= AIM OF THE EXERCISE =
What's needed is an exact copy of all the data below, without pictures.

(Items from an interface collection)
=======
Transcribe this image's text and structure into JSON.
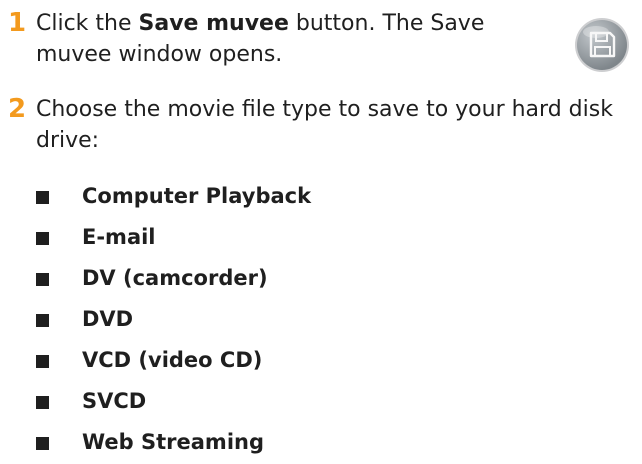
{
  "steps": [
    {
      "number": "1",
      "text_before": "Click the ",
      "bold": "Save muvee",
      "text_after": " button. The Save muvee window opens."
    },
    {
      "number": "2",
      "text": "Choose the movie file type to save to your hard disk drive:"
    }
  ],
  "save_button_icon": "floppy-disk-icon",
  "file_types": [
    "Computer Playback",
    "E-mail",
    "DV (camcorder)",
    "DVD",
    "VCD (video CD)",
    "SVCD",
    "Web Streaming"
  ],
  "colors": {
    "step_number": "#f39a1e",
    "text": "#1f1f1f",
    "icon_fill": "#8f959a"
  }
}
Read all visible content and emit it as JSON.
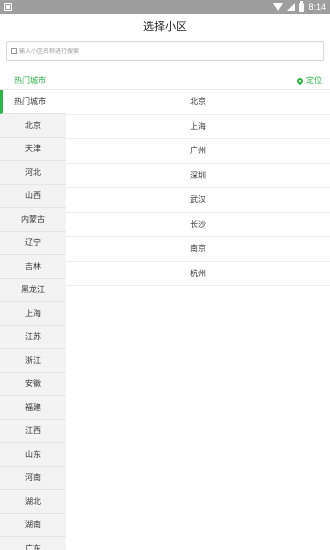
{
  "status_bar": {
    "time": "8:14",
    "icons": [
      "app-notification-icon",
      "wifi-icon",
      "signal-icon",
      "battery-icon"
    ]
  },
  "header": {
    "title": "选择小区"
  },
  "search": {
    "placeholder": "输入小区名称进行搜索",
    "value": ""
  },
  "hot_bar": {
    "label": "热门城市",
    "locate_label": "定位",
    "accent_color": "#2eb34a"
  },
  "sidebar": {
    "active": "热门城市",
    "items": [
      "热门城市",
      "北京",
      "天津",
      "河北",
      "山西",
      "内蒙古",
      "辽宁",
      "吉林",
      "黑龙江",
      "上海",
      "江苏",
      "浙江",
      "安徽",
      "福建",
      "江西",
      "山东",
      "河南",
      "湖北",
      "湖南",
      "广东"
    ]
  },
  "cities": [
    "北京",
    "上海",
    "广州",
    "深圳",
    "武汉",
    "长沙",
    "南京",
    "杭州"
  ]
}
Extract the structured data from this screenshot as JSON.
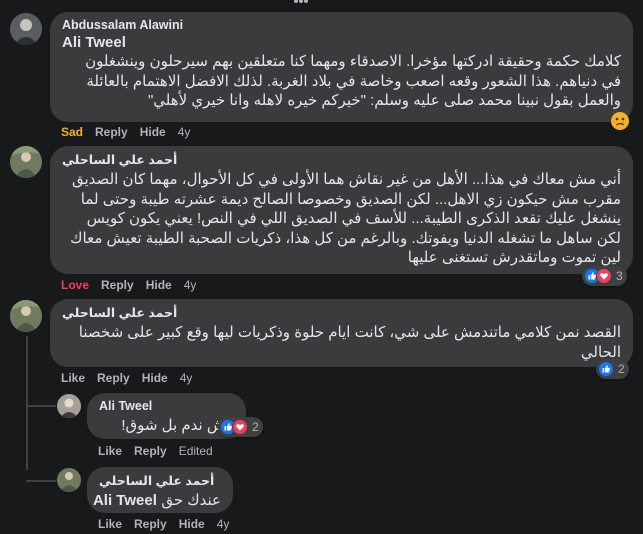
{
  "comments": [
    {
      "author": "Abdussalam Alawini",
      "mention": "Ali Tweel",
      "text": "كلامك حكمة وحقيقة ادركتها مؤخرا. الاصدقاء ومهما كنا متعلقين بهم سيرحلون وينشغلون في دنياهم. هذا الشعور وقعه اصعب وخاصة في بلاد الغربة. لذلك الافضل الاهتمام بالعائلة والعمل بقول نبينا محمد صلى عليه وسلم: \"خيركم خيره لاهله وانا خيري لأهلي\"",
      "reaction_label": "Sad",
      "reply": "Reply",
      "hide": "Hide",
      "age": "4y"
    },
    {
      "author": "أحمد علي الساحلي",
      "text": "أني مش معاك في هذا... الأهل من غير نقاش هما الأولى في كل الأحوال، مهما كان الصديق مقرب مش حيكون زي الاهل... لكن الصديق وخصوصا الصالح ديمة عشرته طيبة وحتى لما ينشغل عليك تقعد الذكرى الطيبة... للأسف في الصديق اللي في النص! يعني يكون كويس لكن ساهل ما تشغله الدنيا ويفوتك. وبالرغم من كل هذا، ذكريات الصحبة الطيبة تعيش معاك لين تموت وماتقدرش تستغنى عليها",
      "reaction_label": "Love",
      "reply": "Reply",
      "hide": "Hide",
      "age": "4y",
      "reaction_count": "3"
    },
    {
      "author": "أحمد علي الساحلي",
      "text": "القصد نمن كلامي ماتندمش على شي، كانت ايام حلوة وذكريات ليها وقع كبير على شخصنا الحالي",
      "like": "Like",
      "reply": "Reply",
      "hide": "Hide",
      "age": "4y",
      "reaction_count": "2"
    },
    {
      "author": "Ali Tweel",
      "text": "مش ندم بل شوق!",
      "like": "Like",
      "reply": "Reply",
      "edited": "Edited",
      "reaction_count": "2"
    },
    {
      "author": "أحمد علي الساحلي",
      "mention": "Ali Tweel",
      "text": "عندك حق",
      "like": "Like",
      "reply": "Reply",
      "hide": "Hide",
      "age": "4y"
    }
  ],
  "colors": {
    "background": "#18191a",
    "bubble": "#3a3b3c",
    "like_blue": "#1877f2",
    "love_red": "#f33e58",
    "sad_yellow": "#f7b125"
  }
}
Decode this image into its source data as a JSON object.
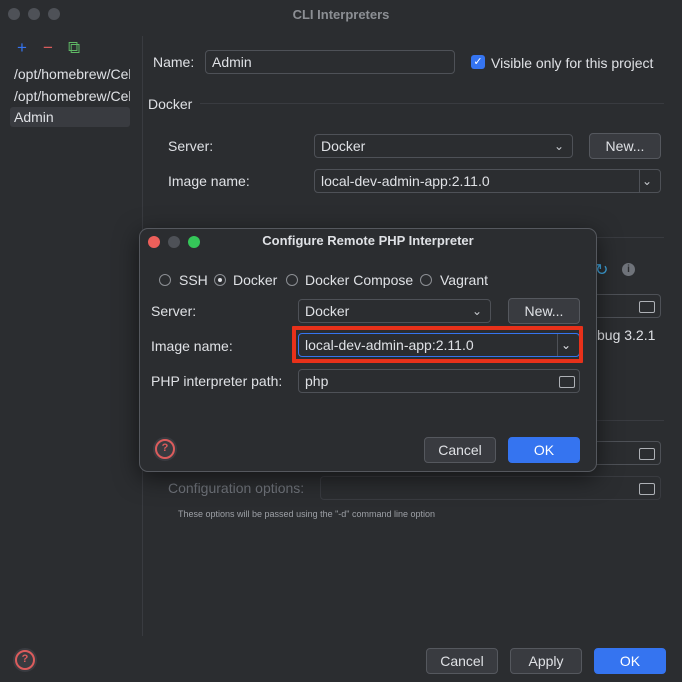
{
  "window": {
    "title": "CLI Interpreters"
  },
  "toolbar": {
    "add": "+",
    "remove": "−",
    "copy": "⧉"
  },
  "interpreters": [
    {
      "label": "/opt/homebrew/Cellar",
      "selected": false
    },
    {
      "label": "/opt/homebrew/Cellar",
      "selected": false
    },
    {
      "label": "Admin",
      "selected": true
    }
  ],
  "form": {
    "name_label": "Name:",
    "name_value": "Admin",
    "visible_label": "Visible only for this project",
    "visible_checked": true,
    "docker_section": "Docker",
    "server_label": "Server:",
    "server_value": "Docker",
    "new_label": "New...",
    "image_label": "Image name:",
    "image_value": "local-dev-admin-app:2.11.0",
    "debugger_partial": "bug 3.2.1",
    "config_label": "Configuration options:",
    "config_hint": "These options will be passed using the \"-d\" command line option"
  },
  "footer": {
    "cancel": "Cancel",
    "apply": "Apply",
    "ok": "OK",
    "help": "?"
  },
  "dialog": {
    "title": "Configure Remote PHP Interpreter",
    "radios": [
      {
        "label": "SSH",
        "checked": false
      },
      {
        "label": "Docker",
        "checked": true
      },
      {
        "label": "Docker Compose",
        "checked": false
      },
      {
        "label": "Vagrant",
        "checked": false
      }
    ],
    "server_label": "Server:",
    "server_value": "Docker",
    "new_label": "New...",
    "image_label": "Image name:",
    "image_value": "local-dev-admin-app:2.11.0",
    "php_path_label": "PHP interpreter path:",
    "php_path_value": "php",
    "cancel": "Cancel",
    "ok": "OK",
    "help": "?"
  },
  "colors": {
    "accent": "#3574f0",
    "highlight": "#e8311a",
    "background": "#2b2d30"
  },
  "icons": [
    "add-icon",
    "remove-icon",
    "copy-icon",
    "checkbox-icon",
    "chevron-down-icon",
    "folder-icon",
    "refresh-icon",
    "info-icon",
    "help-icon"
  ]
}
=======
= RESPONSE TO THE EXERCISE =
Transcribe this image's text and structure into JSON.
{
  "steps": [
    {
      "number": "1",
      "text_before": "Click the ",
      "bold": "Save muvee",
      "text_after": " button. The Save muvee window opens."
    },
    {
      "number": "2",
      "text": "Choose the movie file type to save to your hard disk drive:"
    }
  ],
  "save_button_icon": "floppy-disk-icon",
  "file_types": [
    "Computer Playback",
    "E-mail",
    "DV (camcorder)",
    "DVD",
    "VCD (video CD)",
    "SVCD",
    "Web Streaming"
  ],
  "colors": {
    "step_number": "#f39a1e",
    "text": "#1f1f1f",
    "icon_fill": "#8f959a"
  }
}
Read all visible content and emit it as JSON.
{
  "status_bar": {
    "time": "8:14",
    "icons": [
      "app-notification-icon",
      "wifi-icon",
      "signal-icon",
      "battery-icon"
    ]
  },
  "header": {
    "title": "选择小区"
  },
  "search": {
    "placeholder": "输入小区名称进行搜索",
    "value": ""
  },
  "hot_bar": {
    "label": "热门城市",
    "locate_label": "定位",
    "accent_color": "#2eb34a"
  },
  "sidebar": {
    "active": "热门城市",
    "items": [
      "热门城市",
      "北京",
      "天津",
      "河北",
      "山西",
      "内蒙古",
      "辽宁",
      "吉林",
      "黑龙江",
      "上海",
      "江苏",
      "浙江",
      "安徽",
      "福建",
      "江西",
      "山东",
      "河南",
      "湖北",
      "湖南",
      "广东"
    ]
  },
  "cities": [
    "北京",
    "上海",
    "广州",
    "深圳",
    "武汉",
    "长沙",
    "南京",
    "杭州"
  ]
}
Extract the structured data from this screenshot as JSON.
{
  "comments": [
    {
      "author": "Abdussalam Alawini",
      "mention": "Ali Tweel",
      "text": "كلامك حكمة وحقيقة ادركتها مؤخرا. الاصدقاء ومهما كنا متعلقين بهم سيرحلون وينشغلون في دنياهم. هذا الشعور وقعه اصعب وخاصة في بلاد الغربة. لذلك الافضل الاهتمام بالعائلة والعمل بقول نبينا محمد صلى عليه وسلم: \"خيركم خيره لاهله وانا خيري لأهلي\"",
      "reaction_label": "Sad",
      "reply": "Reply",
      "hide": "Hide",
      "age": "4y"
    },
    {
      "author": "أحمد علي الساحلي",
      "text": "أني مش معاك في هذا... الأهل من غير نقاش هما الأولى في كل الأحوال، مهما كان الصديق مقرب مش حيكون زي الاهل... لكن الصديق وخصوصا الصالح ديمة عشرته طيبة وحتى لما ينشغل عليك تقعد الذكرى الطيبة... للأسف في الصديق اللي في النص! يعني يكون كويس لكن ساهل ما تشغله الدنيا ويفوتك. وبالرغم من كل هذا، ذكريات الصحبة الطيبة تعيش معاك لين تموت وماتقدرش تستغنى عليها",
      "reaction_label": "Love",
      "reply": "Reply",
      "hide": "Hide",
      "age": "4y",
      "reaction_count": "3"
    },
    {
      "author": "أحمد علي الساحلي",
      "text": "القصد نمن كلامي ماتندمش على شي، كانت ايام حلوة وذكريات ليها وقع كبير على شخصنا الحالي",
      "like": "Like",
      "reply": "Reply",
      "hide": "Hide",
      "age": "4y",
      "reaction_count": "2"
    },
    {
      "author": "Ali Tweel",
      "text": "مش ندم بل شوق!",
      "like": "Like",
      "reply": "Reply",
      "edited": "Edited",
      "reaction_count": "2"
    },
    {
      "author": "أحمد علي الساحلي",
      "mention": "Ali Tweel",
      "text": "عندك حق",
      "like": "Like",
      "reply": "Reply",
      "hide": "Hide",
      "age": "4y"
    }
  ],
  "colors": {
    "background": "#18191a",
    "bubble": "#3a3b3c",
    "like_blue": "#1877f2",
    "love_red": "#f33e58",
    "sad_yellow": "#f7b125"
  }
}
Decode this image into its source data as a JSON object.
{
  "window": {
    "title": "CLI Interpreters"
  },
  "toolbar": {
    "add": "+",
    "remove": "−",
    "copy": "⧉"
  },
  "interpreters": [
    {
      "label": "/opt/homebrew/Cellar",
      "selected": false
    },
    {
      "label": "/opt/homebrew/Cellar",
      "selected": false
    },
    {
      "label": "Admin",
      "selected": true
    }
  ],
  "form": {
    "name_label": "Name:",
    "name_value": "Admin",
    "visible_label": "Visible only for this project",
    "visible_checked": true,
    "docker_section": "Docker",
    "server_label": "Server:",
    "server_value": "Docker",
    "new_label": "New...",
    "image_label": "Image name:",
    "image_value": "local-dev-admin-app:2.11.0",
    "debugger_partial": "bug 3.2.1",
    "config_label": "Configuration options:",
    "config_hint": "These options will be passed using the \"-d\" command line option"
  },
  "footer": {
    "cancel": "Cancel",
    "apply": "Apply",
    "ok": "OK",
    "help": "?"
  },
  "dialog": {
    "title": "Configure Remote PHP Interpreter",
    "radios": [
      {
        "label": "SSH",
        "checked": false
      },
      {
        "label": "Docker",
        "checked": true
      },
      {
        "label": "Docker Compose",
        "checked": false
      },
      {
        "label": "Vagrant",
        "checked": false
      }
    ],
    "server_label": "Server:",
    "server_value": "Docker",
    "new_label": "New...",
    "image_label": "Image name:",
    "image_value": "local-dev-admin-app:2.11.0",
    "php_path_label": "PHP interpreter path:",
    "php_path_value": "php",
    "cancel": "Cancel",
    "ok": "OK",
    "help": "?"
  },
  "colors": {
    "accent": "#3574f0",
    "highlight": "#e8311a",
    "background": "#2b2d30"
  },
  "icons": [
    "add-icon",
    "remove-icon",
    "copy-icon",
    "checkbox-icon",
    "chevron-down-icon",
    "folder-icon",
    "refresh-icon",
    "info-icon",
    "help-icon"
  ]
}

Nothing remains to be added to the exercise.